The children scrounged for food where they could. They knew the area where they lived extremely well, and were fond of games they called foolies. These games involved taunting the Enterprise landing party. The children occasionally became more violent, especially when they felt threatened. The events of the plague had instilled in them a fear and distrust of grups; it took a great deal of effort for James T. Kirk to convince them that he and his people meant them no harm.
These children were infected with the life prolongation complex, just as the adults had been. In the children, the complex functioned as intended, greatly increasing their lifespans. But when they reached puberty, the complex entered its fatal form, and death followed rapidly.
When the Enterprise left, the children remained on their world, in the care of a medical team. Additional specialists were dispatched from elsewhere in the Federation to care for them. It is fortunate that the Enterprise found them when it did; diminishing food supplies would have meant starvation for most of the children within a few months time. (TOS: "Miri")

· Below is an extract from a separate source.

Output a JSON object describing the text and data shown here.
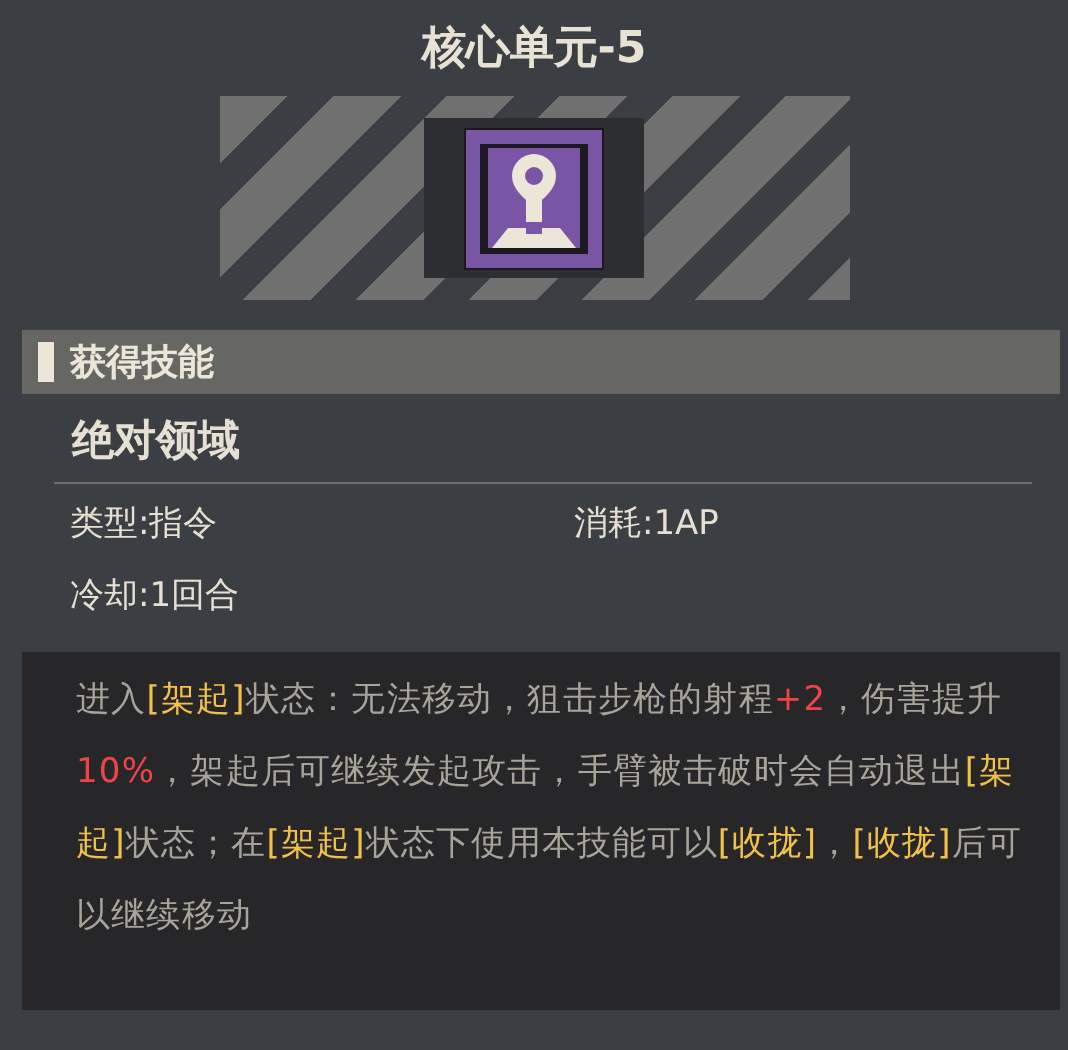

The Onlies were the focus of Judy Klass' novel The Cry of the Onlies, in which it was shown that the chief doctor who was sent to gradually bring the Onlies into adulthood and educate them was instead exploiting and abusing them. The Federation was testing a prototype spaceship on the planet, and Jahn stole it and began rampaging across the galaxy after Miri's death. Kirk and company straightened out the situation and arranged for Flint to become the Onlies' new mentor and guardian.
Another take on the Onlies was in issue #3 of Marvel Comics' Star Trek: Untold Voyages, titled "Past Imperfect", which showed Jahn marauding after Miri's death, but this time he kidnapped Dr. McCoy's daughter, Joanna, because McCoy's cure had mutated into an even worse disease.